A merger is defined as an agreement between two existing companies to unite into a single combined entity. Companies engage in this activity to create shareholder value by increasing market share or by foraying into new business segments. For example, in August 2017, Dow Chemical, the mega-maker of plastics, chemicals, and agricultural products, famously merged with polymer manufacturer DuPont, to create DowDuPont (DWDP), which instantly became the world's largest chemical company in terms of sales.
- A merger is an agreement between two existing companies to unite into a single entity.
- Companies often merge as part of a strategic effort to boost shareholder value by delving into new business lines and/or capturing greater market share.
- The pre-merger activity invariably impacts the share prices of the underlying companies. Specifically, the price of the acquiring firm usually experiences a temporary drop in value, while the share price of the target firm typically spikes.
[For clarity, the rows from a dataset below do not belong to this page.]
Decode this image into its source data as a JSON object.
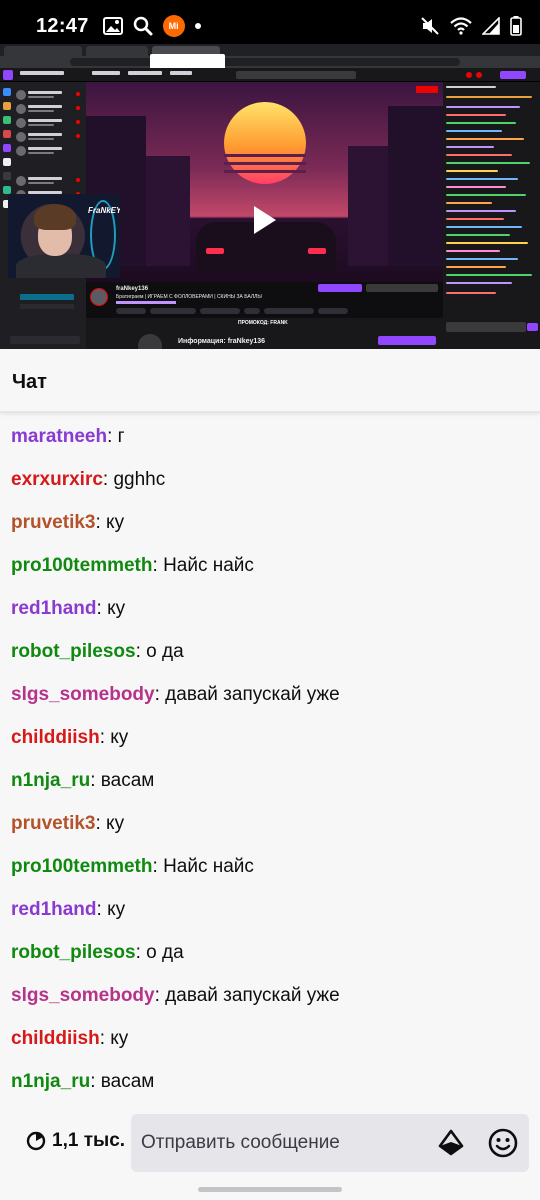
{
  "status_bar": {
    "time": "12:47",
    "icons": [
      "gallery-icon",
      "search-icon",
      "mi-icon",
      "notification-dot",
      "mute-icon",
      "wifi-icon",
      "signal-icon",
      "battery-icon"
    ],
    "mi_label": "Mi"
  },
  "stream": {
    "channel_name": "fraNkey136",
    "stream_title": "Братиграем | ИГРАЕМ С ФОЛЛОВЕРАМИ | СКИНЫ ЗА БАЛЛЫ",
    "promo_text": "ПРОМОКОД: FRANK",
    "about_text": "Информация: fraNkey136"
  },
  "chat": {
    "title": "Чат",
    "messages": [
      {
        "user": "maratneeh",
        "text": "г",
        "color": "#8a3ad0"
      },
      {
        "user": "exrxurxirc",
        "text": "gghhc",
        "color": "#d61a1a"
      },
      {
        "user": "pruvetik3",
        "text": "ку",
        "color": "#b4532a"
      },
      {
        "user": "pro100temmeth",
        "text": "Найс найс",
        "color": "#0f8a0f"
      },
      {
        "user": "red1hand",
        "text": "ку",
        "color": "#8a3ad0"
      },
      {
        "user": "robot_pilesos",
        "text": "о да",
        "color": "#0f8a0f"
      },
      {
        "user": "slgs_somebody",
        "text": "давай запускай уже",
        "color": "#b5338a"
      },
      {
        "user": "childdiish",
        "text": "ку",
        "color": "#d61a1a"
      },
      {
        "user": "n1nja_ru",
        "text": "васам",
        "color": "#0f8a0f"
      },
      {
        "user": "pruvetik3",
        "text": "ку",
        "color": "#b4532a"
      },
      {
        "user": "pro100temmeth",
        "text": "Найс найс",
        "color": "#0f8a0f"
      },
      {
        "user": "red1hand",
        "text": "ку",
        "color": "#8a3ad0"
      },
      {
        "user": "robot_pilesos",
        "text": "о да",
        "color": "#0f8a0f"
      },
      {
        "user": "slgs_somebody",
        "text": "давай запускай уже",
        "color": "#b5338a"
      },
      {
        "user": "childdiish",
        "text": "ку",
        "color": "#d61a1a"
      },
      {
        "user": "n1nja_ru",
        "text": "васам",
        "color": "#0f8a0f"
      }
    ]
  },
  "input_bar": {
    "viewer_count": "1,1 тыс.",
    "placeholder": "Отправить сообщение",
    "bits_icon": "bits-icon",
    "emote_icon": "emote-icon"
  },
  "colors": {
    "twitch_purple": "#9147ff",
    "live_red": "#eb0400",
    "background": "#f7f7f8"
  }
}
- Post-merger, the combined entity of the newly-formed entity typically exceeds the value of each company during its pre-merge stage.
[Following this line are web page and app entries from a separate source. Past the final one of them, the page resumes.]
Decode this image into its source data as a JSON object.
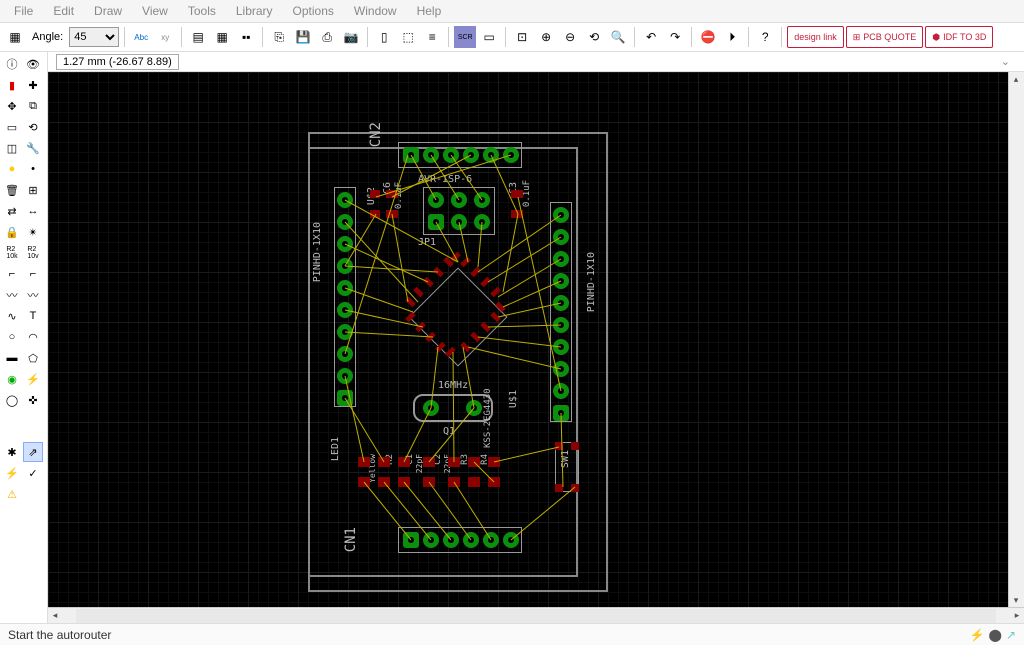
{
  "menu": [
    "File",
    "Edit",
    "Draw",
    "View",
    "Tools",
    "Library",
    "Options",
    "Window",
    "Help"
  ],
  "toolbar": {
    "angle_label": "Angle:",
    "angle_value": "45",
    "big_buttons": [
      "design link",
      "PCB QUOTE",
      "IDF TO 3D"
    ]
  },
  "coords": "1.27 mm (-26.67 8.89)",
  "status": "Start the autorouter",
  "pcb": {
    "labels": {
      "cn1": "CN1",
      "cn2": "CN2",
      "jp1": "JP1",
      "avr": "AVR-ISP-6",
      "q1": "Q1",
      "freq": "16MHz",
      "led1": "LED1",
      "pinhd_left": "PINHD-1X10",
      "pinhd_right": "PINHD-1X10",
      "us1": "U$1",
      "us2": "U$2",
      "sw1": "SW1",
      "kss": "KSS-2EG4430",
      "yellow": "Yellow",
      "c3": "C3",
      "c3v": "0.1uF",
      "c6": "C6",
      "c6v": "0.1uF",
      "c1": "C1",
      "c2": "C2",
      "c1v": "22pF",
      "c2v": "22pF",
      "r2": "R2",
      "r3": "R3",
      "r4": "R4"
    }
  }
}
- Shareholders of the merged company usually experience enviable long-term performance and strong dividends.
How Stock Price Is Affected
In the days leading up to a merger, the share price of both underlying companies are differently impacted, based on a host of factors, such as macroeconomic conditions, market capitalizations, as well as the execution of the merger process itself. But generally speaking, shareholders of the acquiring firm usually experience a temporary drop in share value. In contrast, shareholders in the target firm typically observe a rise in share value during the same pre-merge period, mainly due to stock price arbitrage, which describes the action of trading stocks that are subject to takeovers or mergers. Simply put: the spike in trading volume tends to inflate share prices.
After a merge officially takes effect, the stock price of the newly-formed entity usually exceeds the value of each underlying company during its pre-merge stage. In the absence of unfavorable economic conditions, shareholders of the merged company usually experience favorable long-term performance and dividends.
Shareholder Voting Power and Dilution
The shareholders of both companies may experience a dilution of voting power due to the increased number of shares released during the merger process. This phenomenon is prominent in stock-for-stock mergers, when the new company offers its shares in exchange for shares in the target company, at an agreed-upon conversion rate.
Shareholders of the acquiring company experience a marginal loss of voting power, while shareholders of a smaller target company may see a significant erosion of their voting powers in the relatively larger pool of stakeholders.
Changes in Management
After a merger is complete, the new company will likely undergo certain noticeable leadership changes. Concessions are usually made during merger negotiations, and a shuffling of executives and board members in the new company often results.
A deal may be known as a "merger of equals" if both companies benefit to the same degree, and willingly enter into the arrangement.